Supporting the Arts in Western Massachusetts and Beyond

August 14, 2023

REVIEW: Chester Theatre Company, “Circle Mirror Transformation”

Town Hall Theatre, Chester, MA
through August 20, 2023
by C. L. Blacke

Photo by Andrew Greto
Closing out its 34th season, Chester Theatre Company once again pays homage to the
dramatic arts with its production of Annie Baker’s “Circle Mirror Transformation.”

As one of the playwright’s four plays set in the fictional town of Shirley, VT, “Circle Mirror” world-premiered Off-Broadway in 2009 and won the Obie Award for Best New American Play in 2010.

It studies, in microcosm, a six-week community acting class portrayed through a series of vignettes. Perfectly awkward silences, stilted sentences, and lost trains of thought dominate this play as four very different and very dysfunctional individuals, led by an equally damaged instructor, participate in games, trust activities, and dramatic exercises meant to develop acting skills. What they can’t know is that they will learn more about themselves through this class and each other than they would even after years of psychotherapy.

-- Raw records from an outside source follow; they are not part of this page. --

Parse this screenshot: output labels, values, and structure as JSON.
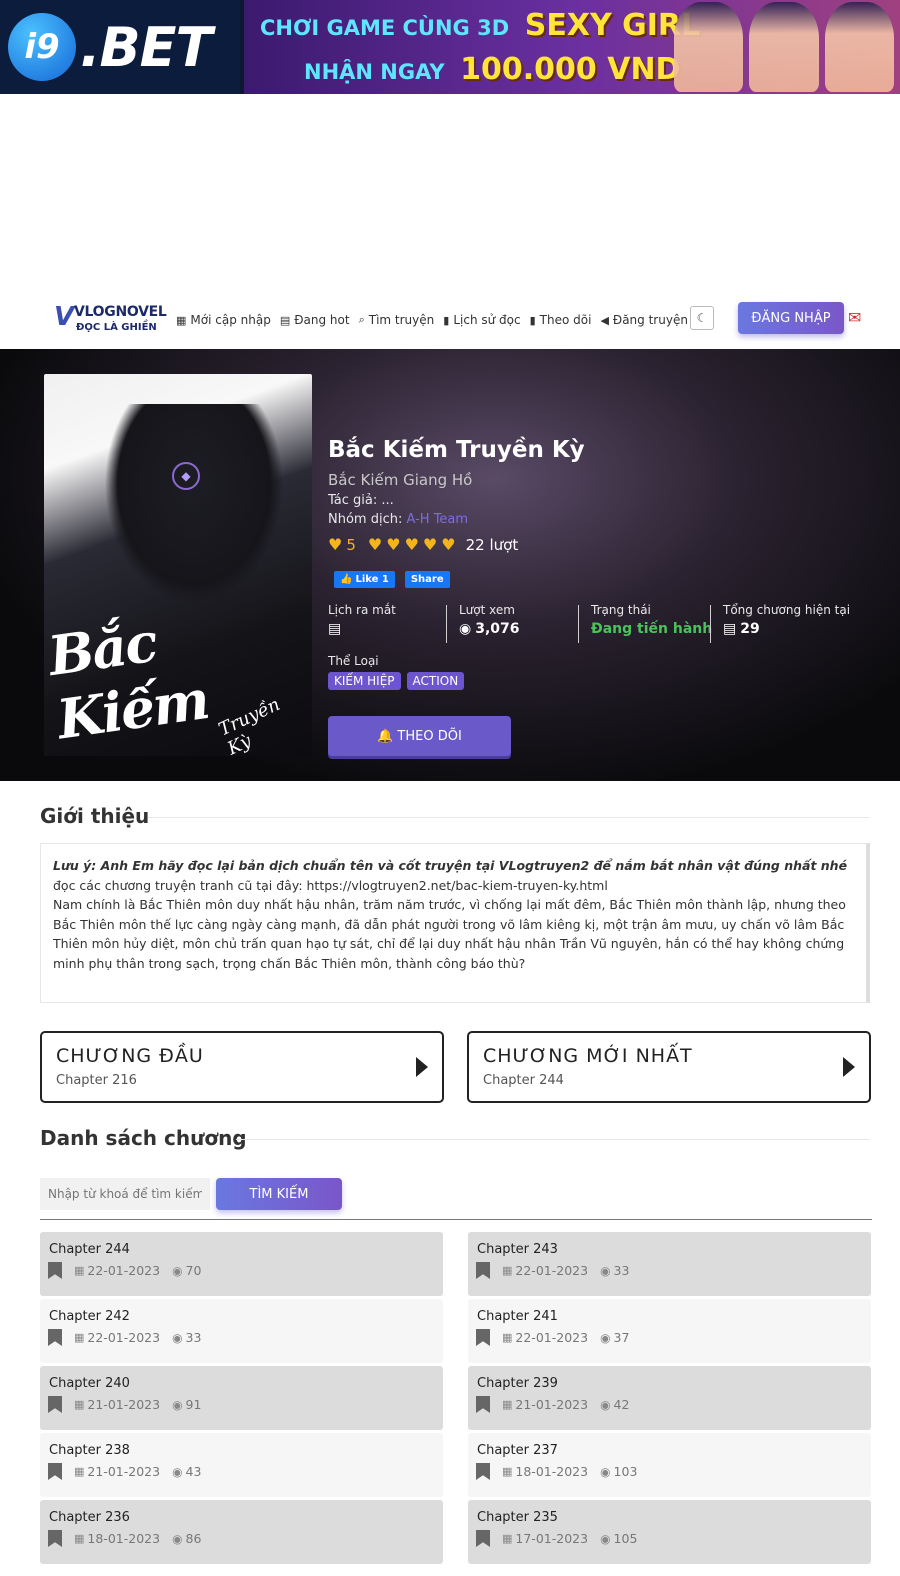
{
  "banner": {
    "logo_mark": "i9",
    "logo_text": ".BET",
    "line1_small": "CHƠI GAME CÙNG 3D",
    "line1_big": "SEXY GIRL",
    "line2_small": "NHẬN NGAY",
    "line2_big": "100.000 VND"
  },
  "nav": {
    "logo_top": "VLOGNOVEL",
    "logo_bottom": "ĐỌC LÀ GHIỀN",
    "items": [
      {
        "label": "Mới cập nhập",
        "icon": "grid-icon"
      },
      {
        "label": "Đang hot",
        "icon": "newspaper-icon"
      },
      {
        "label": "Tìm truyện",
        "icon": "search-icon"
      },
      {
        "label": "Lịch sử đọc",
        "icon": "book-icon"
      },
      {
        "label": "Theo dõi",
        "icon": "bookmark-icon"
      },
      {
        "label": "Đăng truyện",
        "icon": "megaphone-icon"
      }
    ],
    "login": "ĐĂNG NHẬP"
  },
  "story": {
    "cover_title": "Bắc Kiếm",
    "cover_subtitle": "Truyền Kỳ",
    "title": "Bắc Kiếm Truyền Kỳ",
    "alt_title": "Bắc Kiếm Giang Hồ",
    "author_label": "Tác giả:",
    "author": "...",
    "group_label": "Nhóm dịch:",
    "group": "A-H Team",
    "rating_score": "5",
    "rating_stars": 5,
    "rating_votes": "22 lượt",
    "fb_like": "Like 1",
    "fb_share": "Share",
    "stats": {
      "release_label": "Lịch ra mắt",
      "views_label": "Lượt xem",
      "views": "3,076",
      "status_label": "Trạng thái",
      "status": "Đang tiến hành",
      "chapters_label": "Tổng chương hiện tại",
      "chapters": "29"
    },
    "genres_label": "Thể Loại",
    "genres": [
      "KIẾM HIỆP",
      "ACTION"
    ],
    "follow": "THEO DÕI"
  },
  "intro": {
    "title": "Giới thiệu",
    "note": "Lưu ý: Anh Em hãy đọc lại bản dịch chuẩn tên và cốt truyện tại VLogtruyen2 để nắm bắt nhân vật đúng nhất nhé",
    "old_link": "đọc các chương truyện tranh cũ tại đây: https://vlogtruyen2.net/bac-kiem-truyen-ky.html",
    "body": "Nam chính là Bắc Thiên môn duy nhất hậu nhân, trăm năm trước, vì chống lại mất đêm, Bắc Thiên môn thành lập, nhưng theo Bắc Thiên môn thế lực càng ngày càng mạnh, đã dẫn phát người trong võ lâm kiêng kị, một trận âm mưu, uy chấn võ lâm Bắc Thiên môn hủy diệt, môn chủ trấn quan hạo tự sát, chỉ để lại duy nhất hậu nhân Trần Vũ nguyên, hắn có thể hay không chứng minh phụ thân trong sạch, trọng chấn Bắc Thiên môn, thành công báo thù?"
  },
  "first_chapter": {
    "head": "CHƯƠNG ĐẦU",
    "sub": "Chapter 216"
  },
  "latest_chapter": {
    "head": "CHƯƠNG MỚI NHẤT",
    "sub": "Chapter 244"
  },
  "chapter_list": {
    "title": "Danh sách chương",
    "search_placeholder": "Nhập từ khoá để tìm kiếm ...",
    "search_button": "TÌM KIẾM",
    "items": [
      {
        "name": "Chapter 244",
        "date": "22-01-2023",
        "views": "70"
      },
      {
        "name": "Chapter 243",
        "date": "22-01-2023",
        "views": "33"
      },
      {
        "name": "Chapter 242",
        "date": "22-01-2023",
        "views": "33"
      },
      {
        "name": "Chapter 241",
        "date": "22-01-2023",
        "views": "37"
      },
      {
        "name": "Chapter 240",
        "date": "21-01-2023",
        "views": "91"
      },
      {
        "name": "Chapter 239",
        "date": "21-01-2023",
        "views": "42"
      },
      {
        "name": "Chapter 238",
        "date": "21-01-2023",
        "views": "43"
      },
      {
        "name": "Chapter 237",
        "date": "18-01-2023",
        "views": "103"
      },
      {
        "name": "Chapter 236",
        "date": "18-01-2023",
        "views": "86"
      },
      {
        "name": "Chapter 235",
        "date": "17-01-2023",
        "views": "105"
      }
    ]
  }
}
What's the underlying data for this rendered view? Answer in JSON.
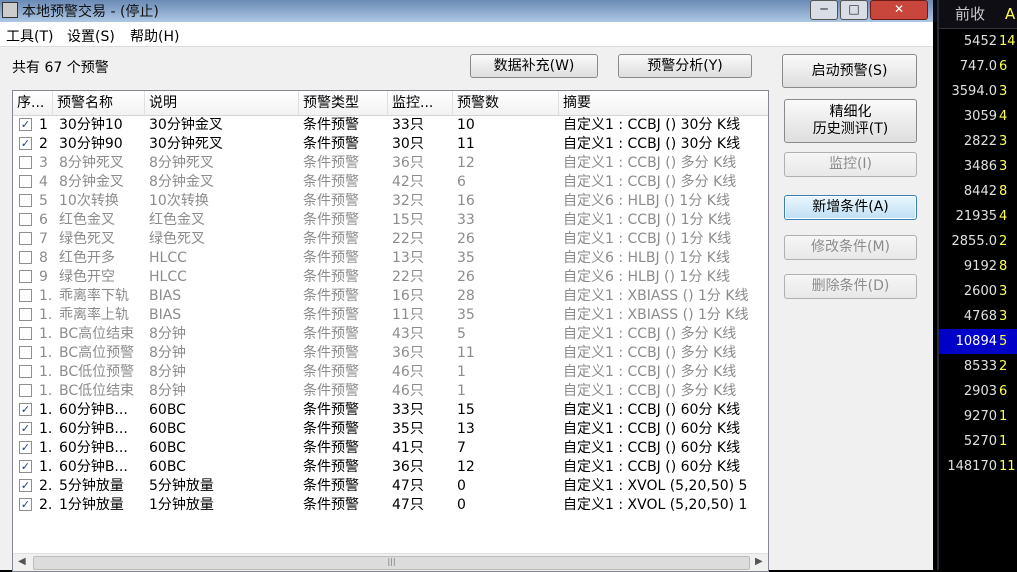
{
  "window": {
    "title": "本地预警交易 - (停止)",
    "controls": [
      "─",
      "□",
      "✕"
    ]
  },
  "menu": [
    "工具(T)",
    "设置(S)",
    "帮助(H)"
  ],
  "count_text": "共有 67 个预警",
  "top_buttons": {
    "data_fill": "数据补充(W)",
    "analysis": "预警分析(Y)"
  },
  "side_buttons": [
    {
      "label": "启动预警(S)",
      "state": "enabled"
    },
    {
      "label": "精细化\n历史测评(T)",
      "state": "enabled"
    },
    {
      "label": "监控(I)",
      "state": "disabled"
    },
    {
      "label": "新增条件(A)",
      "state": "focused"
    },
    {
      "label": "修改条件(M)",
      "state": "disabled"
    },
    {
      "label": "删除条件(D)",
      "state": "disabled"
    }
  ],
  "columns": [
    "序...",
    "预警名称",
    "说明",
    "预警类型",
    "监控...",
    "预警数",
    "摘要"
  ],
  "rows": [
    {
      "checked": true,
      "seq": "1",
      "name": "30分钟10",
      "desc": "30分钟金叉",
      "type": "条件预警",
      "monitor": "33只",
      "count": "10",
      "summary": "自定义1 : CCBJ () 30分 K线"
    },
    {
      "checked": true,
      "seq": "2",
      "name": "30分钟90",
      "desc": "30分钟死叉",
      "type": "条件预警",
      "monitor": "30只",
      "count": "11",
      "summary": "自定义1 : CCBJ () 30分 K线"
    },
    {
      "checked": false,
      "seq": "3",
      "name": "8分钟死叉",
      "desc": "8分钟死叉",
      "type": "条件预警",
      "monitor": "36只",
      "count": "12",
      "summary": "自定义1 : CCBJ () 多分 K线"
    },
    {
      "checked": false,
      "seq": "4",
      "name": "8分钟金叉",
      "desc": "8分钟金叉",
      "type": "条件预警",
      "monitor": "42只",
      "count": "6",
      "summary": "自定义1 : CCBJ () 多分 K线"
    },
    {
      "checked": false,
      "seq": "5",
      "name": "10次转换",
      "desc": "10次转换",
      "type": "条件预警",
      "monitor": "32只",
      "count": "16",
      "summary": "自定义6 : HLBJ () 1分 K线"
    },
    {
      "checked": false,
      "seq": "6",
      "name": "红色金叉",
      "desc": "红色金叉",
      "type": "条件预警",
      "monitor": "15只",
      "count": "33",
      "summary": "自定义1 : CCBJ () 1分 K线"
    },
    {
      "checked": false,
      "seq": "7",
      "name": "绿色死叉",
      "desc": "绿色死叉",
      "type": "条件预警",
      "monitor": "22只",
      "count": "26",
      "summary": "自定义1 : CCBJ () 1分 K线"
    },
    {
      "checked": false,
      "seq": "8",
      "name": "红色开多",
      "desc": "HLCC",
      "type": "条件预警",
      "monitor": "13只",
      "count": "35",
      "summary": "自定义6 : HLBJ () 1分 K线"
    },
    {
      "checked": false,
      "seq": "9",
      "name": "绿色开空",
      "desc": "HLCC",
      "type": "条件预警",
      "monitor": "22只",
      "count": "26",
      "summary": "自定义6 : HLBJ () 1分 K线"
    },
    {
      "checked": false,
      "seq": "1.",
      "name": "乖离率下轨",
      "desc": "BIAS",
      "type": "条件预警",
      "monitor": "16只",
      "count": "28",
      "summary": "自定义1 : XBIASS () 1分 K线"
    },
    {
      "checked": false,
      "seq": "1.",
      "name": "乖离率上轨",
      "desc": "BIAS",
      "type": "条件预警",
      "monitor": "11只",
      "count": "35",
      "summary": "自定义1 : XBIASS () 1分 K线"
    },
    {
      "checked": false,
      "seq": "1.",
      "name": "BC高位结束",
      "desc": "8分钟",
      "type": "条件预警",
      "monitor": "43只",
      "count": "5",
      "summary": "自定义1 : CCBJ () 多分 K线"
    },
    {
      "checked": false,
      "seq": "1.",
      "name": "BC高位预警",
      "desc": "8分钟",
      "type": "条件预警",
      "monitor": "36只",
      "count": "11",
      "summary": "自定义1 : CCBJ () 多分 K线"
    },
    {
      "checked": false,
      "seq": "1.",
      "name": "BC低位预警",
      "desc": "8分钟",
      "type": "条件预警",
      "monitor": "46只",
      "count": "1",
      "summary": "自定义1 : CCBJ () 多分 K线"
    },
    {
      "checked": false,
      "seq": "1.",
      "name": "BC低位结束",
      "desc": "8分钟",
      "type": "条件预警",
      "monitor": "46只",
      "count": "1",
      "summary": "自定义1 : CCBJ () 多分 K线"
    },
    {
      "checked": true,
      "seq": "1.",
      "name": "60分钟B...",
      "desc": "60BC",
      "type": "条件预警",
      "monitor": "33只",
      "count": "15",
      "summary": "自定义1 : CCBJ () 60分 K线"
    },
    {
      "checked": true,
      "seq": "1.",
      "name": "60分钟B...",
      "desc": "60BC",
      "type": "条件预警",
      "monitor": "35只",
      "count": "13",
      "summary": "自定义1 : CCBJ () 60分 K线"
    },
    {
      "checked": true,
      "seq": "1.",
      "name": "60分钟B...",
      "desc": "60BC",
      "type": "条件预警",
      "monitor": "41只",
      "count": "7",
      "summary": "自定义1 : CCBJ () 60分 K线"
    },
    {
      "checked": true,
      "seq": "1.",
      "name": "60分钟B...",
      "desc": "60BC",
      "type": "条件预警",
      "monitor": "36只",
      "count": "12",
      "summary": "自定义1 : CCBJ () 60分 K线"
    },
    {
      "checked": true,
      "seq": "2.",
      "name": "5分钟放量",
      "desc": "5分钟放量",
      "type": "条件预警",
      "monitor": "47只",
      "count": "0",
      "summary": "自定义1 : XVOL (5,20,50) 5"
    },
    {
      "checked": true,
      "seq": "2.",
      "name": "1分钟放量",
      "desc": "1分钟放量",
      "type": "条件预警",
      "monitor": "47只",
      "count": "0",
      "summary": "自定义1 : XVOL (5,20,50) 1"
    }
  ],
  "right_panel": {
    "header": "前收",
    "header_extra": "A",
    "highlight_index": 7,
    "values": [
      {
        "v": "5452",
        "x": "14"
      },
      {
        "v": "747.0",
        "x": "6"
      },
      {
        "v": "3594.0",
        "x": "3"
      },
      {
        "v": "3059",
        "x": "4"
      },
      {
        "v": "2822",
        "x": "3"
      },
      {
        "v": "3486",
        "x": "3"
      },
      {
        "v": "8442",
        "x": "8"
      },
      {
        "v": "21935",
        "x": "4"
      },
      {
        "v": "2855.0",
        "x": "2"
      },
      {
        "v": "9192",
        "x": "8"
      },
      {
        "v": "2600",
        "x": "3"
      },
      {
        "v": "4768",
        "x": "3"
      },
      {
        "v": "10894",
        "x": "5"
      },
      {
        "v": "8533",
        "x": "2"
      },
      {
        "v": "2903",
        "x": "6"
      },
      {
        "v": "9270",
        "x": "1"
      },
      {
        "v": "5270",
        "x": "1"
      },
      {
        "v": "148170",
        "x": "11"
      }
    ]
  }
}
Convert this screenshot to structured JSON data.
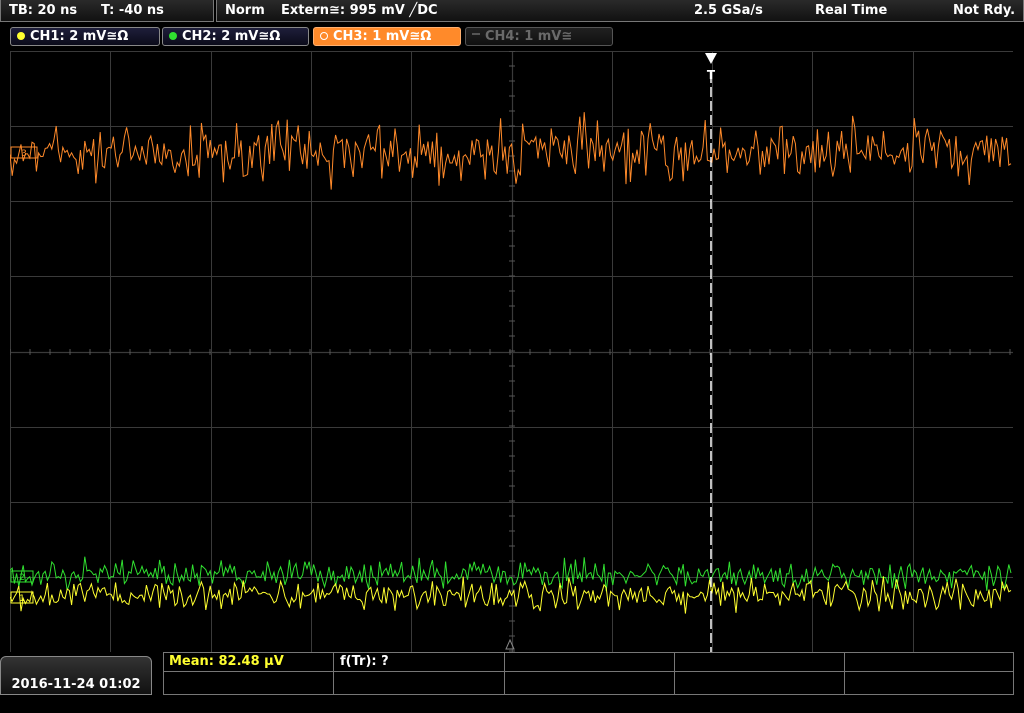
{
  "status": {
    "timebase": "TB: 20 ns",
    "trigger_time": "T: -40 ns",
    "mode": "Norm",
    "trigger_source": "Extern≅: 995 mV ╱DC",
    "sample_rate": "2.5 GSa/s",
    "acquisition": "Real Time",
    "state": "Not Rdy."
  },
  "channels": [
    {
      "label": "CH1: 2 mV≅Ω",
      "color": "#ffff30",
      "active": true
    },
    {
      "label": "CH2: 2 mV≅Ω",
      "color": "#30e030",
      "active": true
    },
    {
      "label": "CH3: 1 mV≅Ω",
      "color": "#ff8a2a",
      "active": true,
      "selected": true
    },
    {
      "label": "CH4: 1 mV≅",
      "color": "#666666",
      "active": false
    }
  ],
  "screen": {
    "trigger_marker": "T",
    "ch_markers": [
      "2",
      "1",
      "3"
    ]
  },
  "bottom": {
    "datetime": "2016-11-24 01:02",
    "mean": "Mean: 82.48 µV",
    "freq": "f(Tr): ?"
  },
  "colors": {
    "ch1": "#ffff30",
    "ch2": "#30e030",
    "ch3": "#ff8a2a",
    "grid": "#3a3a3a",
    "meas_text": "#ffff30"
  }
}
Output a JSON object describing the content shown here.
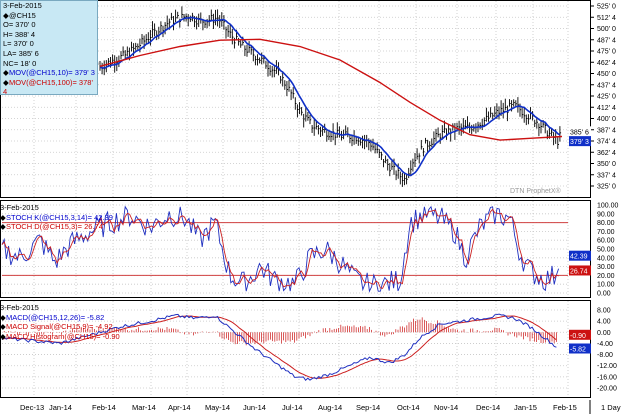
{
  "panel1": {
    "date": "3-Feb-2015",
    "symbol": "@CH15",
    "open": "O= 370' 0",
    "high": "H= 388' 4",
    "low": "L= 370' 0",
    "last": "LA= 385' 6",
    "net_change": "NC= 18' 0",
    "ma10_label": "MOV(@CH15,10)= 379' 3",
    "ma100_label": "MOV(@CH15,100)= 378' 4",
    "watermark": "DTN ProphetX®",
    "price_ticks": [
      "525' 0",
      "512' 4",
      "500' 0",
      "487' 4",
      "475' 0",
      "462' 4",
      "450' 0",
      "437' 4",
      "425' 0",
      "412' 4",
      "400' 0",
      "387' 4",
      "374' 4",
      "362' 4",
      "350' 0",
      "337' 4",
      "325' 0"
    ],
    "last_box": "385' 6",
    "ma_box": "379' 3",
    "colors": {
      "price": "#000000",
      "ma10": "#0000cc",
      "ma100": "#cc0000",
      "legend_bg": "#c8e8f4"
    }
  },
  "panel2": {
    "date": "3-Feb-2015",
    "stoch_k_label": "STOCH K(@CH15,3,14)= 42.39",
    "stoch_d_label": "STOCH D(@CH15,3)= 26.74",
    "ticks": [
      "100.00",
      "90.00",
      "80.00",
      "70.00",
      "60.00",
      "50.00",
      "40.00",
      "30.00",
      "20.00",
      "10.00",
      "0.00"
    ],
    "k_box": "42.39",
    "d_box": "26.74"
  },
  "panel3": {
    "date": "3-Feb-2015",
    "macd_label": "MACD(@CH15,12,26)= -5.82",
    "signal_label": "MACD Signal(@CH15,9)= -4.92",
    "hist_label": "MACD Histogram(@CH15)= -0.90",
    "ticks": [
      "8.00",
      "4.00",
      "0.00",
      "-4.00",
      "-8.00",
      "-12.00",
      "-16.00",
      "-20.00"
    ],
    "hist_box": "-0.90",
    "macd_box": "-5.82"
  },
  "x_axis": {
    "months": [
      "Dec-13",
      "Jan-14",
      "Feb-14",
      "Mar-14",
      "Apr-14",
      "May-14",
      "Jun-14",
      "Jul-14",
      "Aug-14",
      "Sep-14",
      "Oct-14",
      "Nov-14",
      "Dec-14",
      "Jan-15",
      "Feb-15"
    ],
    "period": "1 Day"
  }
}
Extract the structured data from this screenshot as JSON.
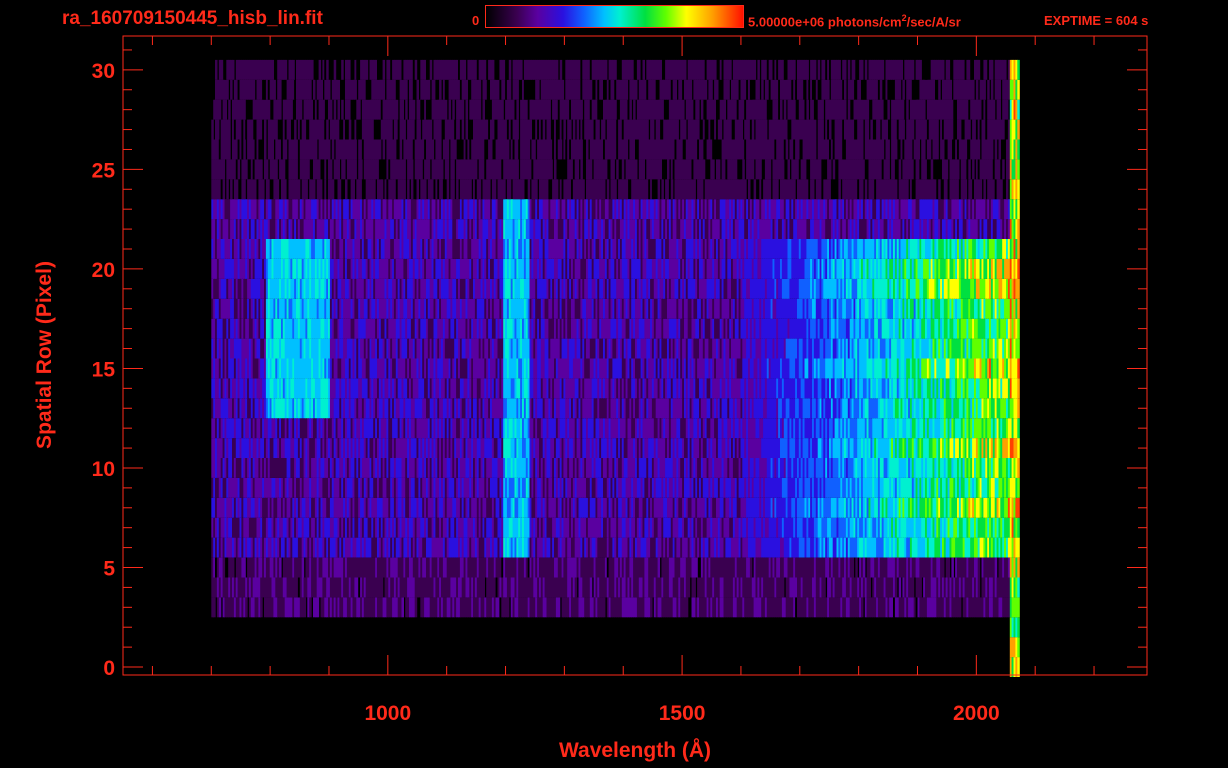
{
  "chart_data": {
    "type": "heatmap",
    "title": "ra_160709150445_hisb_lin.fit",
    "xlabel": "Wavelength (Å)",
    "ylabel": "Spatial Row (Pixel)",
    "xlim": [
      550,
      2290
    ],
    "ylim": [
      -0.4,
      31.7
    ],
    "x_ticks": [
      "1000",
      "1500",
      "2000"
    ],
    "y_ticks": [
      "0",
      "5",
      "10",
      "15",
      "20",
      "25",
      "30"
    ],
    "colorbar": {
      "min_label": "0",
      "max_label_prefix": "5.00000e+06 photons/cm",
      "max_label_exp": "2",
      "max_label_suffix": "/sec/A/sr",
      "colors": [
        "#000000",
        "#3a0050",
        "#5a00a0",
        "#2a10e0",
        "#1060ff",
        "#00c0ff",
        "#00f0d0",
        "#00e040",
        "#60ff00",
        "#ffff00",
        "#ffa000",
        "#ff4000"
      ]
    },
    "exptime": "EXPTIME = 604 s",
    "data_extent": {
      "x": [
        700,
        2070
      ],
      "rows": [
        0,
        30
      ]
    },
    "features": [
      {
        "name": "Lyman-alpha emission line",
        "x": 1216,
        "rows": [
          6,
          23
        ],
        "strength": 0.45
      },
      {
        "name": "extended blob",
        "x": [
          790,
          900
        ],
        "rows": [
          13,
          21
        ],
        "strength": 0.5
      },
      {
        "name": "continuum band",
        "x": [
          1600,
          2060
        ],
        "rows": [
          6,
          21
        ],
        "strength": 0.65
      },
      {
        "name": "detector edge",
        "x": [
          2055,
          2070
        ],
        "rows": [
          0,
          30
        ],
        "strength": 0.9
      }
    ]
  }
}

The entirety of the play takes place in the dance studio of a community center. Smartly designed by Juliana von Haubrich, the windowless room leaves little place for insecurities to hide. With an exit door on one wall and a full-length mirror opposite, each participant must make a choice—escape before their darkest secrets are exposed or face the mirror and begin their transformation.

The ensemble cast of five includes Marty (played by Corinna May), the self-proclaimed spiritual healer/acting teacher, her hippie husband James (Alex Draper), a lonely, divorced carpenter named Schultz (Joel Ripka), a flirty, former actress named Theresa (Tara Franklin), and a high school student-cum aspiring actress-cum hopeful veterinarian Lauren (Hero Marguerite). Each character is vital to the story (and to each other’s), and no actor is upstaged.

Working in perfect synchronicity, the cast must endure uncomfortable interactions (think: waiting to be noticed by someone absorbed in their cell phone) while expressing a range of emotions. They must also feed off of each other’s energy (when impersonating a baseball glove and stuffed snake) and rely solely on subtext (while having a conversation using only the words “goulash” and “ak-mak”).

That each moment is engaging and feels true to life is a testament to the excellent direction of Daniel Kramer. No stranger to Baker’s plays (he directed the 2018 CTC production of “The Aliens”), Kramer’s experience is evident. This production is fun and funny (provoking laughter in all the right places), subtle and well-paced (coming it at a mere 95-minutes), and a gentle reminder that despite their emotional baggage, everyone deserves attention and love.